Obviously this includes all illegal drugs, drug paraphernalia, lighters or matches. Do not bring alcohol to court. Avoid drinking or taking drugs before your court appearance. You may be tempted to drink or smoke to calm your nerves or steel your resolve but vacant stares or irrational behavior can damage the first impression you make in court and harm your case. Additionally, do not bring food, beverages, gum, or water bottles to court.
As tough as it is to imagine four hours without Facebook, do not attempt to sneak your cell phone into the courthouse. It will either be confiscated or you will end up late for your appointment because you have to take it back out to your car and wait in line again. We get it. Smartphones are practically essential. They provide our link to friends and family; access to news, entertainment and important documents; and stress-relief tools like mindless games. Smartphone withdrawal is no small matter on court day. Practice going without before the big day. Anticipate what you’ll need and prepare ahead. Communicate your absence to work and family in advance so they know what to expect.
Do not bring:
- Cell Phones and Smart Phones
- Palm Pilots
- Tablets and Laptops
- Cameras and other Recording Devices
- Video Games
- Radios or CD players
Destructive or Disruptive Items
This category includes all items that could potentially disrupt court proceedings or deface property.
Do not bring:
- Spray paint, Bingo daubers, highlighters, markers, grease pencils
- Whistles, noise makers, musical instruments
- Laser pointers
- Tools – including saws, measuring tapes, or pliers
Some of these prohibited items make perfect sense. For instance, it’s easy to see why we wouldn’t want people roaming the courthouse with baseball bats or razor blades. Some others are perhaps a little less directly threatening but banned nonetheless. Do not bring:
- Curling Irons or Hair Clippers
- Flatware (spoons and forks)
- Aluminum cans
- Nail clippers
- Dental floss
- Pencil Sharpeners
What TO Bring to Court

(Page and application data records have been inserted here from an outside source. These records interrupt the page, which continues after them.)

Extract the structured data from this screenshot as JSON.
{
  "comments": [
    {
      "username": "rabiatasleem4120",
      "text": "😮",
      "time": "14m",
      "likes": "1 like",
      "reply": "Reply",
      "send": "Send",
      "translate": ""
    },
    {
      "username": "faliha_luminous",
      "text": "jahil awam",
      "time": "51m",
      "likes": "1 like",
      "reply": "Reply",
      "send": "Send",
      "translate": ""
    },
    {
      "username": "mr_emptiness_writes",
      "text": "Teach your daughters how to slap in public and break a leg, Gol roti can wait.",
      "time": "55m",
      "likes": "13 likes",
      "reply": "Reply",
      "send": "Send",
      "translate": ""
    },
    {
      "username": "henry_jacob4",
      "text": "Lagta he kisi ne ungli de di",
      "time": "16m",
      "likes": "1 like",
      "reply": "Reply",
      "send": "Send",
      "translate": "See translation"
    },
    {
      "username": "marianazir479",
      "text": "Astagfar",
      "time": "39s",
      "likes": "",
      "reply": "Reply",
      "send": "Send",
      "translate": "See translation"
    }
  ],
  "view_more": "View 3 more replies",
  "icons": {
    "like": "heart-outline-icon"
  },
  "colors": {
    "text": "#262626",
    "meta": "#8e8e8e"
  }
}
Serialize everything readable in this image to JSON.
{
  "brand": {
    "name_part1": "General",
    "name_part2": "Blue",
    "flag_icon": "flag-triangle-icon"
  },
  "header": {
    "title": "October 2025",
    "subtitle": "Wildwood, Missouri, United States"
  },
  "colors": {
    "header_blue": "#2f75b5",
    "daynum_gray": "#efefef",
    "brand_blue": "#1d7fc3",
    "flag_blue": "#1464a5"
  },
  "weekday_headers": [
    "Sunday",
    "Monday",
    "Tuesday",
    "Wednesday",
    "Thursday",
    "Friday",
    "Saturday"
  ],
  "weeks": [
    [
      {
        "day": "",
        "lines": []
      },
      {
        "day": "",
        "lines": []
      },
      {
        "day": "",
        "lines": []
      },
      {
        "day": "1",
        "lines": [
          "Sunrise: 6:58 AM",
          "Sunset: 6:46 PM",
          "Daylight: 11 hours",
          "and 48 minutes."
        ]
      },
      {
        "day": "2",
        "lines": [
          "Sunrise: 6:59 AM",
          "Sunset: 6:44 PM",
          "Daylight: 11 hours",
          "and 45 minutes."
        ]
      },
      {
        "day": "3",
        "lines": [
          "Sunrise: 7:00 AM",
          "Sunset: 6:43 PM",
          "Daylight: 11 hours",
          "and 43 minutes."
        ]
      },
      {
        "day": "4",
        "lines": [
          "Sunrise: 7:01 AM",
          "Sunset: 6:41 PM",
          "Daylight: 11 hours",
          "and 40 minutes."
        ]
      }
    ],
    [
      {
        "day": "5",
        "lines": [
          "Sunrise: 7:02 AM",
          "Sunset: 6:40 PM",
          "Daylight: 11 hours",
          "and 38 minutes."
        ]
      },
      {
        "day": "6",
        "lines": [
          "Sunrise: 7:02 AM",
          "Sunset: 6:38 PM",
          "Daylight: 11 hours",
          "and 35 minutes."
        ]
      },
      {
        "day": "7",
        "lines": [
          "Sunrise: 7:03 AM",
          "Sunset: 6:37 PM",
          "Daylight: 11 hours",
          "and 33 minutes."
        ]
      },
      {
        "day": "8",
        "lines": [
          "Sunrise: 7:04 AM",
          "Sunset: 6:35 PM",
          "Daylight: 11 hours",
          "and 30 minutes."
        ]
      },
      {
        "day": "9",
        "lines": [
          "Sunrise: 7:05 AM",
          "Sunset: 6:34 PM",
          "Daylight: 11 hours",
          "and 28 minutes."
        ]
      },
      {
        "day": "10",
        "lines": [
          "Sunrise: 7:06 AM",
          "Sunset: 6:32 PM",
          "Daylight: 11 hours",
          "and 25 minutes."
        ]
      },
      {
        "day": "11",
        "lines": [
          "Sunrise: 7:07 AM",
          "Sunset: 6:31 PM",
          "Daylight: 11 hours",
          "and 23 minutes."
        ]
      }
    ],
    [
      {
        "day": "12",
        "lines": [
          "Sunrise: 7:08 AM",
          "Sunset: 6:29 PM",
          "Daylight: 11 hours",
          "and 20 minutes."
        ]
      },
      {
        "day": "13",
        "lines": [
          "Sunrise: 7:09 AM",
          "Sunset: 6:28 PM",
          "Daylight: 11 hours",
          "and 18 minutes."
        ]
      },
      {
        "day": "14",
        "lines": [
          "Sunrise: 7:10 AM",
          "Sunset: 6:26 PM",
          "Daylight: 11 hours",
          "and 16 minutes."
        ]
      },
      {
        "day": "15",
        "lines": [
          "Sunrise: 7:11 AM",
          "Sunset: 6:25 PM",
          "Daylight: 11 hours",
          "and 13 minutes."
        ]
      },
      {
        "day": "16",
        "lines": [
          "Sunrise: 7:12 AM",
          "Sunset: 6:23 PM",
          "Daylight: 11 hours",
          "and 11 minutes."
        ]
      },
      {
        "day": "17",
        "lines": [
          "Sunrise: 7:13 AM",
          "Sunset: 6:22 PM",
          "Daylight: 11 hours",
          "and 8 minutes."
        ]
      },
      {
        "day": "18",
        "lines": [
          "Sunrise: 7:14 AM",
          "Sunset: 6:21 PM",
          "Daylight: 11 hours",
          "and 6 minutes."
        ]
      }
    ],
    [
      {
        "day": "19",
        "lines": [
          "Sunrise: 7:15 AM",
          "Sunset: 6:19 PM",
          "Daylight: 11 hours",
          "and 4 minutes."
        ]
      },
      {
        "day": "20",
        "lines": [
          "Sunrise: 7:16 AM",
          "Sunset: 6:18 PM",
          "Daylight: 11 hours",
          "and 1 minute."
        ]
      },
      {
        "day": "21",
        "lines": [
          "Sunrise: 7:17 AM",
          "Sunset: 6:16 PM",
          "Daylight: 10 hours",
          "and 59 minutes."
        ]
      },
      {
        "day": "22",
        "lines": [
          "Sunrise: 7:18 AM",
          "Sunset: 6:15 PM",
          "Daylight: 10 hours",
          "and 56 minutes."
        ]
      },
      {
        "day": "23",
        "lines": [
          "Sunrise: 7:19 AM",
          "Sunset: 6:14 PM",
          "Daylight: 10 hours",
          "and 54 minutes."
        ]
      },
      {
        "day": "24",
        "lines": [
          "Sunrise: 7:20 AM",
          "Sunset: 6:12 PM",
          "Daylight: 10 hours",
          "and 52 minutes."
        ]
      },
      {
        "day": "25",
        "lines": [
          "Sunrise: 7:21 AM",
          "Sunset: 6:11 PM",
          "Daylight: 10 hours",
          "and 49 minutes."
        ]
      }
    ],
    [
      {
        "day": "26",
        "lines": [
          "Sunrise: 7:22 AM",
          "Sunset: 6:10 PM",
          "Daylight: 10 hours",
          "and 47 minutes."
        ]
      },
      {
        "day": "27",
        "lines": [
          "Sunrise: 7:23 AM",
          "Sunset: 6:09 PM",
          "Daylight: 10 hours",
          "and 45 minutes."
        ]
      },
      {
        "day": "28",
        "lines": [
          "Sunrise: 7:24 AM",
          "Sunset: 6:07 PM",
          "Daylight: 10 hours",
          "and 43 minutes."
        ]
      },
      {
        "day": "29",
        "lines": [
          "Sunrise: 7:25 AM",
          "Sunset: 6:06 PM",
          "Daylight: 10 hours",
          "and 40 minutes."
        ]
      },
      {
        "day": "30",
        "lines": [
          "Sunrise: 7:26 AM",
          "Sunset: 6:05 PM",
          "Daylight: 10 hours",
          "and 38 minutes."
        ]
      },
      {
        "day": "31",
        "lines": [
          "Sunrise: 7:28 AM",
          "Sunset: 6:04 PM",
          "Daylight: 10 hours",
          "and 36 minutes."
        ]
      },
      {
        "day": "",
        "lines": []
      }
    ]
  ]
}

The most important thing is that YOU are there – on time, prepared and well-dressed. See our one-minute “What Not to Wear to Court” video blog for more.
Second, bring an ID. You may think since you are leaving your smartphone in the car that you might as well leave your purse or wallet behind too. If you are filing paperwork or signing official documents you may be required to prove your identity.
Third, necessary paperwork. This could include interrogatories, subpoenas, deeds, divorce decrees, or prior court records. If in doubt, bring it. It’s better to have it and not need it, than need it and not have it.
Perhaps consider having a friend or family member along for moral support. Do not bring children. Do not bring large groups of people. The courthouse can get crowded and noisy. Do not bring a potentially disruptive or violent support person.
For more information call the Milford, Michigan law office of Kathryn Wayne-Spindler & Associates at 248-676-1000.
For more information about Family Law Court Appearances, contact experienced Michigan Attorney Kathryn Wayne-Spindler at 248-676-1000. The lawyers help clients with divorce, custody, parenting time, estate planning, probate, guardianships and many more family law issues. Kathryn Wayne-Spindler & Associates handles cases throughout Southeastern Michigan including Milford; Highland; Hartland; White Lake; Walled Lake; Waterford; Commerce; West Bloomfield; Wixom; Howell; Ann Arbor; New Hudson; South Lyon; Clarkston; Holly; Grand Blanc; and many more local communities.
Written and Posted by Christine Donlon Long, Communications’ Specialist for Kathryn Wayne-Spindler & Associates